6. Pays great importance to 6. Delights in seeing her child
her child's dress. She is par- decked out. She laughs at neat ticular that it should be neat, dressing ; and bestows a deal of clean, and plain. Neck-laces, time and thought on the various flowers, and ornaments of all articles of dress which she thinks descriptions, she forbids her may improve her child's looks. children to wear; and tries to The soul is forgotten, and the get them to seek for the “or, body thought much of. nament of a meek and quiet spirit."
7. Enforces obedience upon 7. Thinks nothing of requiring her children, knowing it to be obedience. She talks much about one of God's commandments. it, but never gets it: she does not She values a Sunday-school, go the right way to get it. She and loves those teachers who often laments her children's way. take pains with her little ones. wardness. She thinks lightly of Nothing distresses her more a Sunday-school, cares little about than to see her child disobe- its teachers, and listens to all the dient or disrespectful to its whims and fancies of her children, teacher.
Disobedience to teachers she regards as a light evil, and listens to all the tales of her little ones with the ear of a foolish and partial
mother. 8. Is very particular to al- 8. Thinks she has no time to low no loose or low conversa. watch her children's conversation. tion.
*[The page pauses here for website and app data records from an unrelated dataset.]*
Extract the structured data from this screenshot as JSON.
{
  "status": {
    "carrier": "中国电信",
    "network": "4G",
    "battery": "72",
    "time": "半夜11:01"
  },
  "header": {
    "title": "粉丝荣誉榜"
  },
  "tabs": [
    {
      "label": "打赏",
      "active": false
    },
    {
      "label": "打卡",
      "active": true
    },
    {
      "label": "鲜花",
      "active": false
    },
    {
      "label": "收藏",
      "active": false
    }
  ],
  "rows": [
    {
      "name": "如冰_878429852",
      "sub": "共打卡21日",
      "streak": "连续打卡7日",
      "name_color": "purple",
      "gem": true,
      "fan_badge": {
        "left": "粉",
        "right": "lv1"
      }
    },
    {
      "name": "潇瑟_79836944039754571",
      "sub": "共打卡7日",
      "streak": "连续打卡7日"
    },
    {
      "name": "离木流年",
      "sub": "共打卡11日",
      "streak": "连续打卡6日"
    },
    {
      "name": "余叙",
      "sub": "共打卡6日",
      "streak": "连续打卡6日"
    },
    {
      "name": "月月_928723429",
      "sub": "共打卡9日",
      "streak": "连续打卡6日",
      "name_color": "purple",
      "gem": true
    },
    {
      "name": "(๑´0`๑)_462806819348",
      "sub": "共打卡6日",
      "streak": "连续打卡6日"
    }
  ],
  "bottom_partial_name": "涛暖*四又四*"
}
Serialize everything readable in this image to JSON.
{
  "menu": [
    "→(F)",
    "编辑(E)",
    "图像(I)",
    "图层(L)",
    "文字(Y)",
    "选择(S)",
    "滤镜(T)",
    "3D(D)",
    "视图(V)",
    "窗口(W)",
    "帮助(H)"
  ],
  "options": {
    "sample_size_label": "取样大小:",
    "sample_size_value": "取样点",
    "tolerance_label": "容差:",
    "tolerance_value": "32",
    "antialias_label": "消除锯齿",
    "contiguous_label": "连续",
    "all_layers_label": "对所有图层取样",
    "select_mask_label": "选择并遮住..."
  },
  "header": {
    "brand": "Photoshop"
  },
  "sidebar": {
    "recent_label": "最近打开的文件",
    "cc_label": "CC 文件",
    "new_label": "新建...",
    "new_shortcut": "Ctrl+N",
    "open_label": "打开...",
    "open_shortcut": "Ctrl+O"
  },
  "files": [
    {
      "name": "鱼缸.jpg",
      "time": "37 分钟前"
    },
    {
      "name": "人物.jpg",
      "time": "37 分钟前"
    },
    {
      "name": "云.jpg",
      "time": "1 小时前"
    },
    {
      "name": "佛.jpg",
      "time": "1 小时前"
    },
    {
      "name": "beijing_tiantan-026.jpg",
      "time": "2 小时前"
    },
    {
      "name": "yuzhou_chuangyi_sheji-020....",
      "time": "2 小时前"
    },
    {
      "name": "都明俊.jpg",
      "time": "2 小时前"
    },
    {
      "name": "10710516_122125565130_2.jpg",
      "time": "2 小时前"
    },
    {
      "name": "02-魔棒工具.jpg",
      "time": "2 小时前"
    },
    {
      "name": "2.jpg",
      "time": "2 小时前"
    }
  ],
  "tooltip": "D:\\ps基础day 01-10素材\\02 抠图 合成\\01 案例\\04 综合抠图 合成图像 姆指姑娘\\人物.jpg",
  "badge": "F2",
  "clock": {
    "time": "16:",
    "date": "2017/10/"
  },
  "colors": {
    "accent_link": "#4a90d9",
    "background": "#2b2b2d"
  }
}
She checks the careless Theirirreverent manner--the vain mention of God, and it grieves use of the name of God—the laugh her much to see religion made at religion-give her no pain; so fun of.
she takes no notice of it. 9. Is very careful of the 9. She does not mind who her company her children keep, child is with, so long as it is with and will allow no foolish com- no one beneath her. She allows panions, whether men or wo. her child to mix with the gay and men. She asks herself, “ Will giddy, till she finds out, perhaps, that companion do my child that she has given too long a rope,
and the child is becoming quickly
ruined. 10. Seeks to make her chil. 10. Finds her own pleasure in dren find a higher pleasure this world, though it does not sathan that which this world can tisfy her. She hails with joy days
any good ?"